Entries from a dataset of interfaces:
◆ ◆ ◆ ◆ ◆ ◆ ◆
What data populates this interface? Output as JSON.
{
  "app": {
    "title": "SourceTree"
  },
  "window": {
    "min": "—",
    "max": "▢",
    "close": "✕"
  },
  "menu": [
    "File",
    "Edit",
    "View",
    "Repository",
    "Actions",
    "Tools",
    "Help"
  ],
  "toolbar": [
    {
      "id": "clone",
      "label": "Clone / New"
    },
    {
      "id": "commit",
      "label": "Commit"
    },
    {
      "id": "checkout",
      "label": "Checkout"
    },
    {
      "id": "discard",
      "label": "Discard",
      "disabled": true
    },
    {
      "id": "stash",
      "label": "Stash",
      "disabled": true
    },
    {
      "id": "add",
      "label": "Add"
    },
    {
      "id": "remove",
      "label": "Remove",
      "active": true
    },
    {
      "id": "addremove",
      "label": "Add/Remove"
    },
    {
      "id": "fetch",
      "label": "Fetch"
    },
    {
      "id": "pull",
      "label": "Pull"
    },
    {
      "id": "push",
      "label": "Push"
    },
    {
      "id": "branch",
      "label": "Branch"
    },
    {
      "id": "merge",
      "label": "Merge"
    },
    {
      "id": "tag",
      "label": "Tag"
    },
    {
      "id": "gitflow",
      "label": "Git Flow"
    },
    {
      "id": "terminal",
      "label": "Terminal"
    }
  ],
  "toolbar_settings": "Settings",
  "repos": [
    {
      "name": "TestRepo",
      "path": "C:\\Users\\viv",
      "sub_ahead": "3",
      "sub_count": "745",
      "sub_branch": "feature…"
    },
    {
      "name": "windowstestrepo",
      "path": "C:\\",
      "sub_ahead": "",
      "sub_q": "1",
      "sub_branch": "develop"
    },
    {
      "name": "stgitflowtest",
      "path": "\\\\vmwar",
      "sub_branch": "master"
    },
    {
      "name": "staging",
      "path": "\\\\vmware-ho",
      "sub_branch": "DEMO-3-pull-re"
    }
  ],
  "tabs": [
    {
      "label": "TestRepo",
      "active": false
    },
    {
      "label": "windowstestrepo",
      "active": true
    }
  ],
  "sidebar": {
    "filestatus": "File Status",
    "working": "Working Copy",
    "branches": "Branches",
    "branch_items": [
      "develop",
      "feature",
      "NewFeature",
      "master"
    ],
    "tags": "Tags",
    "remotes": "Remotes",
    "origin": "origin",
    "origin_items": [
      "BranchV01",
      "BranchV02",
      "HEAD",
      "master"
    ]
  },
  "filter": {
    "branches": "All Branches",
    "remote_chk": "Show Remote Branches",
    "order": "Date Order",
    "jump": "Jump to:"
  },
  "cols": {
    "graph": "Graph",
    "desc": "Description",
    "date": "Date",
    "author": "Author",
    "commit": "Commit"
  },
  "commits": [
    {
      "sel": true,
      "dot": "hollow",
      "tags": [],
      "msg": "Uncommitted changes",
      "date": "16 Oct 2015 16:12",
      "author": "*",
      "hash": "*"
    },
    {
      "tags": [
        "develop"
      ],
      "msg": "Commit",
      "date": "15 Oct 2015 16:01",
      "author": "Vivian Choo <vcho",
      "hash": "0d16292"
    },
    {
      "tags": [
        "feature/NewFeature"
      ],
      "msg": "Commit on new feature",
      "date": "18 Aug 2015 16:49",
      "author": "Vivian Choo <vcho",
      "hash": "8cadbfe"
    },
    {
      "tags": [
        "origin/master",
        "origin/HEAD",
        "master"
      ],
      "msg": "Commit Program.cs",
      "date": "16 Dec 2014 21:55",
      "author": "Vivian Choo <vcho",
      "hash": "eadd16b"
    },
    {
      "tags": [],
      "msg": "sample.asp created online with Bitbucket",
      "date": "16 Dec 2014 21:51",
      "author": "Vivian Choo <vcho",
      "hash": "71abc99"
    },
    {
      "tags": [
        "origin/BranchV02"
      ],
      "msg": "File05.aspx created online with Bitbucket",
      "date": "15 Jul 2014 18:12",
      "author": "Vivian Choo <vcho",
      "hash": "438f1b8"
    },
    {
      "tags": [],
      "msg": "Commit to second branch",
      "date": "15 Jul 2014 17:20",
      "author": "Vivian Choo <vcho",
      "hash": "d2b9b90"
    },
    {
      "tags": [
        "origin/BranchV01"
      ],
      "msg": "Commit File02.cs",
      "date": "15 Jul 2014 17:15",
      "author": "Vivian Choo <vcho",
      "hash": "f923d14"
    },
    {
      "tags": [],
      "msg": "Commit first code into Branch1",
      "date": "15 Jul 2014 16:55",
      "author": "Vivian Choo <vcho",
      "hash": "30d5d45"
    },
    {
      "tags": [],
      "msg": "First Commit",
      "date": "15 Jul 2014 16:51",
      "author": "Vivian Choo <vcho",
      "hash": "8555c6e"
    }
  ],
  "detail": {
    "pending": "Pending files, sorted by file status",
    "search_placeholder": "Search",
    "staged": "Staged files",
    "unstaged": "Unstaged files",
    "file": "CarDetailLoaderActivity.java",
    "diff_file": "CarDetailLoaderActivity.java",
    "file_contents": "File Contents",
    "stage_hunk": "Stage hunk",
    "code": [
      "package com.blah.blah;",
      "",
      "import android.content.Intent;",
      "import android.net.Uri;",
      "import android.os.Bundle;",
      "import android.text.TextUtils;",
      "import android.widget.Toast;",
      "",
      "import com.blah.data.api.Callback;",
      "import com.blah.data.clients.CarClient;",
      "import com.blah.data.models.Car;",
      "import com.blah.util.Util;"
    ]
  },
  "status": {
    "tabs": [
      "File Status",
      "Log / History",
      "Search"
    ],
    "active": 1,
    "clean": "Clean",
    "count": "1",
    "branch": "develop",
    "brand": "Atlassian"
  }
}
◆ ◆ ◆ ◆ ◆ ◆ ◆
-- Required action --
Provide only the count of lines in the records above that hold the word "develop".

-- The completed task --
4